## Your assignment
Will you extract the entries word for word? Images should not appear in the copy.

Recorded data
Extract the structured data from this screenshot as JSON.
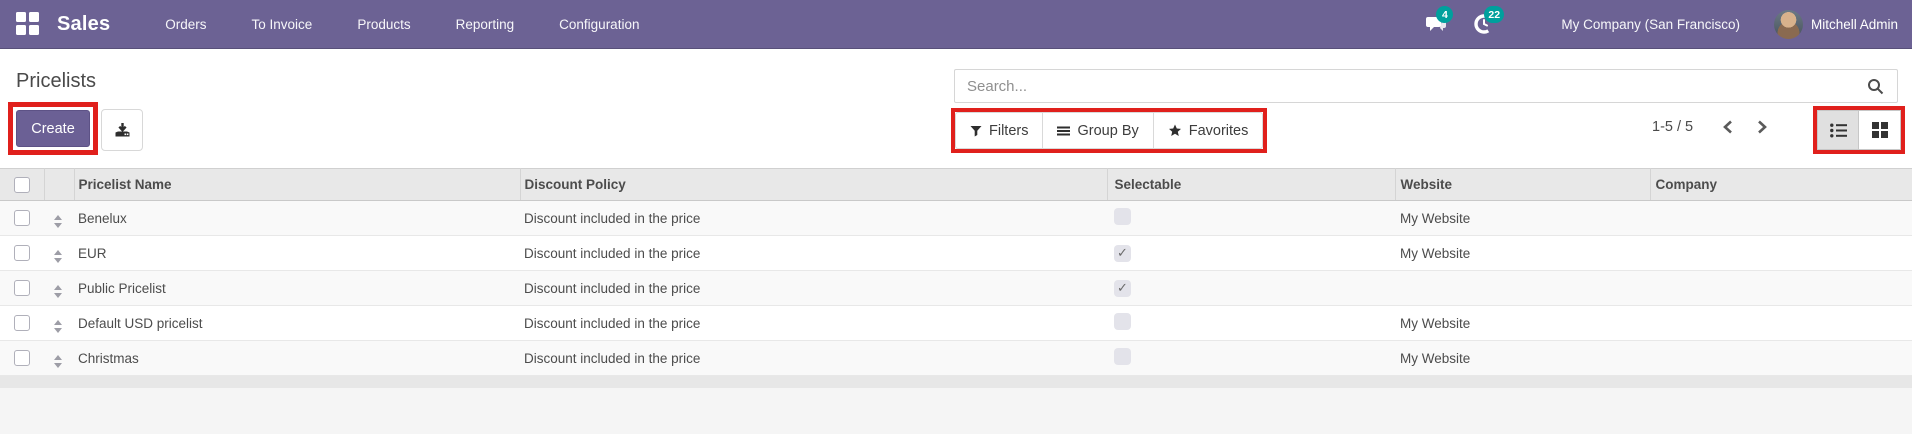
{
  "navbar": {
    "app_name": "Sales",
    "menu_items": [
      "Orders",
      "To Invoice",
      "Products",
      "Reporting",
      "Configuration"
    ],
    "messages_badge": "4",
    "activities_badge": "22",
    "company": "My Company (San Francisco)",
    "user": "Mitchell Admin"
  },
  "page": {
    "title": "Pricelists",
    "create_label": "Create"
  },
  "search": {
    "placeholder": "Search..."
  },
  "filter_bar": {
    "filters_label": "Filters",
    "group_by_label": "Group By",
    "favorites_label": "Favorites"
  },
  "pager": {
    "range": "1-5 / 5"
  },
  "table": {
    "columns": [
      "Pricelist Name",
      "Discount Policy",
      "Selectable",
      "Website",
      "Company"
    ],
    "rows": [
      {
        "name": "Benelux",
        "discount_policy": "Discount included in the price",
        "selectable": false,
        "website": "My Website",
        "company": ""
      },
      {
        "name": "EUR",
        "discount_policy": "Discount included in the price",
        "selectable": true,
        "website": "My Website",
        "company": ""
      },
      {
        "name": "Public Pricelist",
        "discount_policy": "Discount included in the price",
        "selectable": true,
        "website": "",
        "company": ""
      },
      {
        "name": "Default USD pricelist",
        "discount_policy": "Discount included in the price",
        "selectable": false,
        "website": "My Website",
        "company": ""
      },
      {
        "name": "Christmas",
        "discount_policy": "Discount included in the price",
        "selectable": false,
        "website": "My Website",
        "company": ""
      }
    ]
  },
  "colors": {
    "navbar_purple": "#6c6294",
    "primary_button": "#6b6095",
    "badge_teal": "#00a09d",
    "annotation_red": "#e0201c"
  }
}
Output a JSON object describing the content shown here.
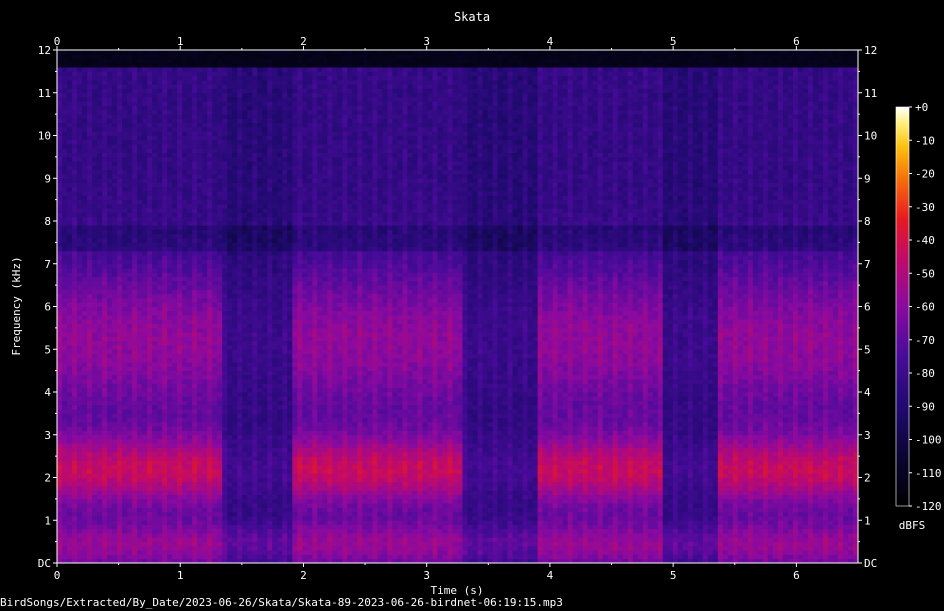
{
  "chart_data": {
    "type": "heatmap",
    "title": "Skata",
    "xlabel": "Time (s)",
    "ylabel": "Frequency (kHz)",
    "x_ticks": [
      0,
      1,
      2,
      3,
      4,
      5,
      6
    ],
    "y_ticks": [
      "DC",
      "1",
      "2",
      "3",
      "4",
      "5",
      "6",
      "7",
      "8",
      "9",
      "10",
      "11",
      "12"
    ],
    "xlim": [
      0,
      6.5
    ],
    "ylim": [
      0,
      12
    ],
    "colorbar": {
      "label": "dBFS",
      "ticks": [
        "+0",
        "-10",
        "-20",
        "-30",
        "-40",
        "-50",
        "-60",
        "-70",
        "-80",
        "-90",
        "-100",
        "-110",
        "-120"
      ],
      "range": [
        -120,
        0
      ]
    },
    "energy_segments_s": [
      [
        0.0,
        1.35
      ],
      [
        1.9,
        3.3
      ],
      [
        3.9,
        5.35
      ],
      [
        5.35,
        6.5
      ]
    ],
    "quiet_gaps_s": [
      [
        1.35,
        1.9
      ],
      [
        3.3,
        3.9
      ],
      [
        4.9,
        5.35
      ]
    ],
    "dominant_band_khz": [
      1.5,
      3.0
    ],
    "secondary_band_khz": [
      4.5,
      6.5
    ]
  },
  "footer": {
    "path": "BirdSongs/Extracted/By_Date/2023-06-26/Skata/Skata-89-2023-06-26-birdnet-06:19:15.mp3"
  }
}
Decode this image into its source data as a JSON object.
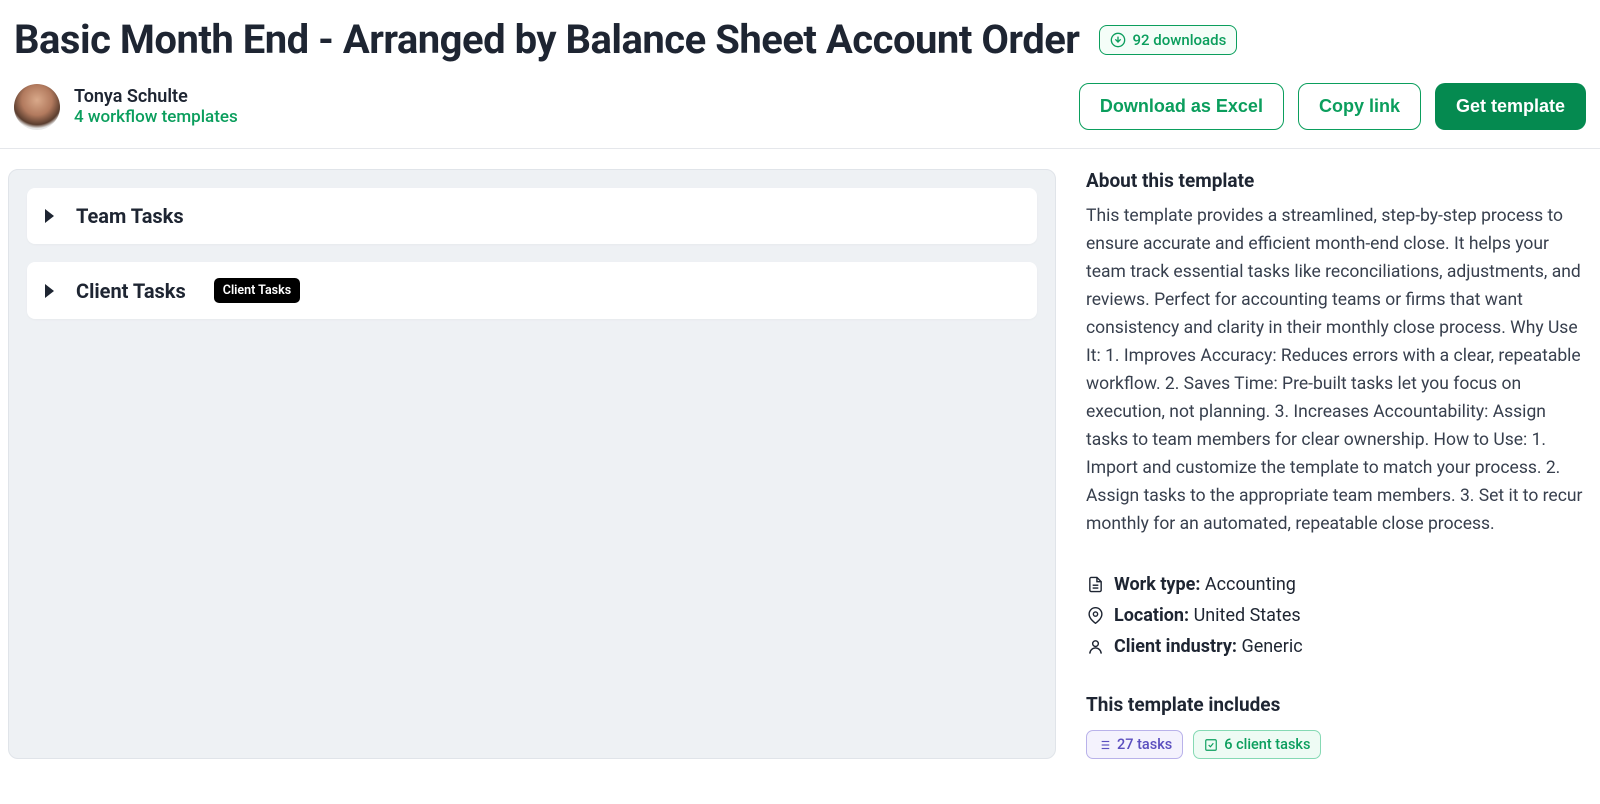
{
  "header": {
    "title": "Basic Month End - Arranged by Balance Sheet Account Order",
    "downloads_label": "92 downloads",
    "author_name": "Tonya Schulte",
    "author_templates": "4 workflow templates",
    "download_excel": "Download as Excel",
    "copy_link": "Copy link",
    "get_template": "Get template"
  },
  "tasks": {
    "team_tasks_title": "Team Tasks",
    "client_tasks_title": "Client Tasks",
    "client_tasks_badge": "Client Tasks"
  },
  "about": {
    "heading": "About this template",
    "body": "This template provides a streamlined, step-by-step process to ensure accurate and efficient month-end close. It helps your team track essential tasks like reconciliations, adjustments, and reviews. Perfect for accounting teams or firms that want consistency and clarity in their monthly close process. Why Use It: 1. Improves Accuracy: Reduces errors with a clear, repeatable workflow. 2. Saves Time: Pre-built tasks let you focus on execution, not planning. 3. Increases Accountability: Assign tasks to team members for clear ownership. How to Use: 1. Import and customize the template to match your process. 2. Assign tasks to the appropriate team members. 3. Set it to recur monthly for an automated, repeatable close process."
  },
  "meta": {
    "work_type_label": "Work type:",
    "work_type_value": "Accounting",
    "location_label": "Location:",
    "location_value": "United States",
    "industry_label": "Client industry:",
    "industry_value": "Generic"
  },
  "includes": {
    "heading": "This template includes",
    "tasks_pill": "27 tasks",
    "client_pill": "6 client tasks"
  }
}
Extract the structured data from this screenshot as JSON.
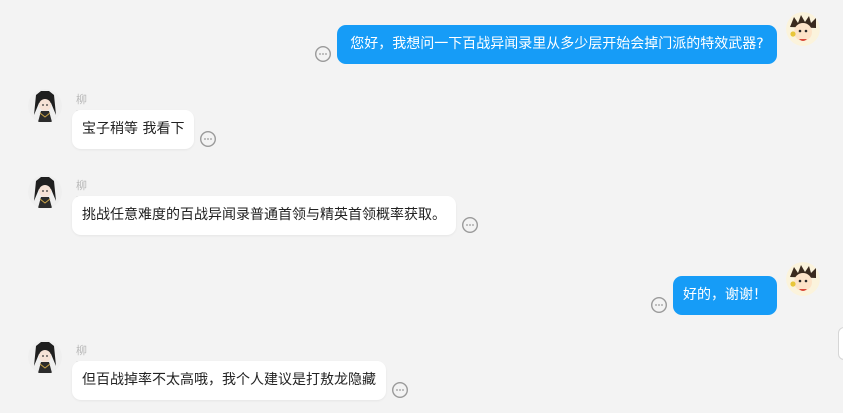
{
  "conversation": {
    "messages": [
      {
        "role": "user",
        "text": "您好，我想问一下百战异闻录里从多少层开始会掉门派的特效武器?"
      },
      {
        "role": "agent",
        "sender": "柳西月",
        "text": "宝子稍等 我看下"
      },
      {
        "role": "agent",
        "sender": "柳西月",
        "text": "挑战任意难度的百战异闻录普通首领与精英首领概率获取。"
      },
      {
        "role": "user",
        "text": "好的，谢谢！"
      },
      {
        "role": "agent",
        "sender": "柳西月",
        "text": "但百战掉率不太高哦，我个人建议是打敖龙隐藏"
      }
    ]
  },
  "icons": {
    "message_action": "comment-bubble-icon",
    "agent_avatar": "anime-character-avatar",
    "user_avatar": "user-avatar"
  },
  "colors": {
    "background": "#f3f3f3",
    "user_bubble": "#169cf7",
    "agent_bubble": "#ffffff",
    "sender_name": "#b8b8b8"
  }
}
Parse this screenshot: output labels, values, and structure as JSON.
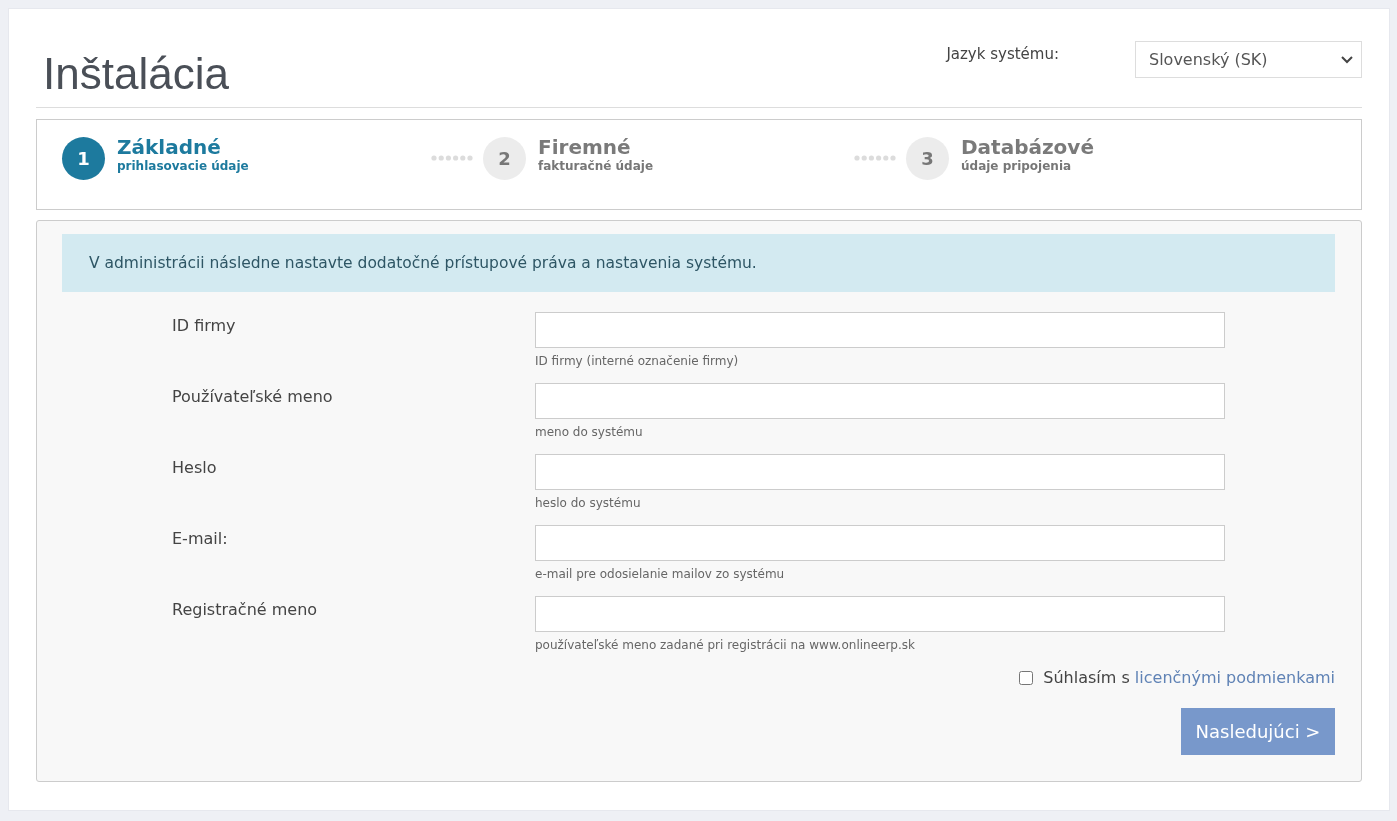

## Reply
Extract the structured data from this screenshot as JSON.
{
  "navbar": {
    "app_name": "Sales",
    "menu_items": [
      "Orders",
      "To Invoice",
      "Products",
      "Reporting",
      "Configuration"
    ],
    "messages_badge": "4",
    "activities_badge": "22",
    "company": "My Company (San Francisco)",
    "user": "Mitchell Admin"
  },
  "page": {
    "title": "Pricelists",
    "create_label": "Create"
  },
  "search": {
    "placeholder": "Search..."
  },
  "filter_bar": {
    "filters_label": "Filters",
    "group_by_label": "Group By",
    "favorites_label": "Favorites"
  },
  "pager": {
    "range": "1-5 / 5"
  },
  "table": {
    "columns": [
      "Pricelist Name",
      "Discount Policy",
      "Selectable",
      "Website",
      "Company"
    ],
    "rows": [
      {
        "name": "Benelux",
        "discount_policy": "Discount included in the price",
        "selectable": false,
        "website": "My Website",
        "company": ""
      },
      {
        "name": "EUR",
        "discount_policy": "Discount included in the price",
        "selectable": true,
        "website": "My Website",
        "company": ""
      },
      {
        "name": "Public Pricelist",
        "discount_policy": "Discount included in the price",
        "selectable": true,
        "website": "",
        "company": ""
      },
      {
        "name": "Default USD pricelist",
        "discount_policy": "Discount included in the price",
        "selectable": false,
        "website": "My Website",
        "company": ""
      },
      {
        "name": "Christmas",
        "discount_policy": "Discount included in the price",
        "selectable": false,
        "website": "My Website",
        "company": ""
      }
    ]
  },
  "colors": {
    "navbar_purple": "#6c6294",
    "primary_button": "#6b6095",
    "badge_teal": "#00a09d",
    "annotation_red": "#e0201c"
  }
}
Output a JSON object describing the content shown here.
{
  "chart_data": {
    "type": "heatmap",
    "title": "Skata",
    "xlabel": "Time (s)",
    "ylabel": "Frequency (kHz)",
    "x_ticks": [
      0,
      1,
      2,
      3,
      4,
      5,
      6
    ],
    "y_ticks": [
      "DC",
      "1",
      "2",
      "3",
      "4",
      "5",
      "6",
      "7",
      "8",
      "9",
      "10",
      "11",
      "12"
    ],
    "xlim": [
      0,
      6.5
    ],
    "ylim": [
      0,
      12
    ],
    "colorbar": {
      "label": "dBFS",
      "ticks": [
        "+0",
        "-10",
        "-20",
        "-30",
        "-40",
        "-50",
        "-60",
        "-70",
        "-80",
        "-90",
        "-100",
        "-110",
        "-120"
      ],
      "range": [
        -120,
        0
      ]
    },
    "energy_segments_s": [
      [
        0.0,
        1.35
      ],
      [
        1.9,
        3.3
      ],
      [
        3.9,
        5.35
      ],
      [
        5.35,
        6.5
      ]
    ],
    "quiet_gaps_s": [
      [
        1.35,
        1.9
      ],
      [
        3.3,
        3.9
      ],
      [
        4.9,
        5.35
      ]
    ],
    "dominant_band_khz": [
      1.5,
      3.0
    ],
    "secondary_band_khz": [
      4.5,
      6.5
    ]
  },
  "footer": {
    "path": "BirdSongs/Extracted/By_Date/2023-06-26/Skata/Skata-89-2023-06-26-birdnet-06:19:15.mp3"
  }
}
Decode this image into its source data as a JSON object.
{
  "header": {
    "title": "Basic Month End - Arranged by Balance Sheet Account Order",
    "downloads_label": "92 downloads",
    "author_name": "Tonya Schulte",
    "author_templates": "4 workflow templates",
    "download_excel": "Download as Excel",
    "copy_link": "Copy link",
    "get_template": "Get template"
  },
  "tasks": {
    "team_tasks_title": "Team Tasks",
    "client_tasks_title": "Client Tasks",
    "client_tasks_badge": "Client Tasks"
  },
  "about": {
    "heading": "About this template",
    "body": "This template provides a streamlined, step-by-step process to ensure accurate and efficient month-end close. It helps your team track essential tasks like reconciliations, adjustments, and reviews. Perfect for accounting teams or firms that want consistency and clarity in their monthly close process. Why Use It: 1. Improves Accuracy: Reduces errors with a clear, repeatable workflow. 2. Saves Time: Pre-built tasks let you focus on execution, not planning. 3. Increases Accountability: Assign tasks to team members for clear ownership. How to Use: 1. Import and customize the template to match your process. 2. Assign tasks to the appropriate team members. 3. Set it to recur monthly for an automated, repeatable close process."
  },
  "meta": {
    "work_type_label": "Work type:",
    "work_type_value": "Accounting",
    "location_label": "Location:",
    "location_value": "United States",
    "industry_label": "Client industry:",
    "industry_value": "Generic"
  },
  "includes": {
    "heading": "This template includes",
    "tasks_pill": "27 tasks",
    "client_pill": "6 client tasks"
  }
}
Extract the structured data from this screenshot as JSON.
{
  "conversation": {
    "messages": [
      {
        "role": "user",
        "text": "您好，我想问一下百战异闻录里从多少层开始会掉门派的特效武器?"
      },
      {
        "role": "agent",
        "sender": "柳西月",
        "text": "宝子稍等 我看下"
      },
      {
        "role": "agent",
        "sender": "柳西月",
        "text": "挑战任意难度的百战异闻录普通首领与精英首领概率获取。"
      },
      {
        "role": "user",
        "text": "好的，谢谢！"
      },
      {
        "role": "agent",
        "sender": "柳西月",
        "text": "但百战掉率不太高哦，我个人建议是打敖龙隐藏"
      }
    ]
  },
  "icons": {
    "message_action": "comment-bubble-icon",
    "agent_avatar": "anime-character-avatar",
    "user_avatar": "user-avatar"
  },
  "colors": {
    "background": "#f3f3f3",
    "user_bubble": "#169cf7",
    "agent_bubble": "#ffffff",
    "sender_name": "#b8b8b8"
  }
}
Parse this screenshot: output labels, values, and structure as JSON.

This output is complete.